(DATA RECORDS begins)
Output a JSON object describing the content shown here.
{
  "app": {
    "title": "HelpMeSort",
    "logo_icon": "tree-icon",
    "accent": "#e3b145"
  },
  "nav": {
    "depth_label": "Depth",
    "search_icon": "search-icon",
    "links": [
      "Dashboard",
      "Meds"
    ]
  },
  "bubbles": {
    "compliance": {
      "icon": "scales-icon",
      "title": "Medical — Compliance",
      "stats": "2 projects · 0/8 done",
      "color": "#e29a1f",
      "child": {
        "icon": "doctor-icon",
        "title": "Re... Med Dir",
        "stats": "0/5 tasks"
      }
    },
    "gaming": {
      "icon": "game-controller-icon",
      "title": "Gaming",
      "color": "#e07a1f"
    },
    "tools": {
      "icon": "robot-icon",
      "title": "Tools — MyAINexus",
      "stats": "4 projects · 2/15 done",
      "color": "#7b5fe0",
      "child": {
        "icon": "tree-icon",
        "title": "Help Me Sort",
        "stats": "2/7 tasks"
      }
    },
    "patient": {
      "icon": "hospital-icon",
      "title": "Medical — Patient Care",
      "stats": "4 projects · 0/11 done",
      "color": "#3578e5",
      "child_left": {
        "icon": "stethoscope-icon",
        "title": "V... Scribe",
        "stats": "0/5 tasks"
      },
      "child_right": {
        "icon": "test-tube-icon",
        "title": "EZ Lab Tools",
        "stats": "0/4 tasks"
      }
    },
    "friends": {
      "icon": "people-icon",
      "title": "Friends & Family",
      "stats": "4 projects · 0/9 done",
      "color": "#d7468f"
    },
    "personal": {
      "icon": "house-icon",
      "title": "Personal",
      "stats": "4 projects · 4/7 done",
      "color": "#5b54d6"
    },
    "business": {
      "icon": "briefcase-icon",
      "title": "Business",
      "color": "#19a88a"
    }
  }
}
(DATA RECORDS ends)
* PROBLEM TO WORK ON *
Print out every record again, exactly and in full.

* COMPLETED TASK *
Output a JSON object describing the content shown here.
{
  "app": {
    "title": "HelpMeSort",
    "logo_icon": "tree-icon",
    "accent": "#e3b145"
  },
  "nav": {
    "depth_label": "Depth",
    "search_icon": "search-icon",
    "links": [
      "Dashboard",
      "Meds"
    ]
  },
  "bubbles": {
    "compliance": {
      "icon": "scales-icon",
      "title": "Medical — Compliance",
      "stats": "2 projects · 0/8 done",
      "color": "#e29a1f",
      "child": {
        "icon": "doctor-icon",
        "title": "Re... Med Dir",
        "stats": "0/5 tasks"
      }
    },
    "gaming": {
      "icon": "game-controller-icon",
      "title": "Gaming",
      "color": "#e07a1f"
    },
    "tools": {
      "icon": "robot-icon",
      "title": "Tools — MyAINexus",
      "stats": "4 projects · 2/15 done",
      "color": "#7b5fe0",
      "child": {
        "icon": "tree-icon",
        "title": "Help Me Sort",
        "stats": "2/7 tasks"
      }
    },
    "patient": {
      "icon": "hospital-icon",
      "title": "Medical — Patient Care",
      "stats": "4 projects · 0/11 done",
      "color": "#3578e5",
      "child_left": {
        "icon": "stethoscope-icon",
        "title": "V... Scribe",
        "stats": "0/5 tasks"
      },
      "child_right": {
        "icon": "test-tube-icon",
        "title": "EZ Lab Tools",
        "stats": "0/4 tasks"
      }
    },
    "friends": {
      "icon": "people-icon",
      "title": "Friends & Family",
      "stats": "4 projects · 0/9 done",
      "color": "#d7468f"
    },
    "personal": {
      "icon": "house-icon",
      "title": "Personal",
      "stats": "4 projects · 4/7 done",
      "color": "#5b54d6"
    },
    "business": {
      "icon": "briefcase-icon",
      "title": "Business",
      "color": "#19a88a"
    }
  }
}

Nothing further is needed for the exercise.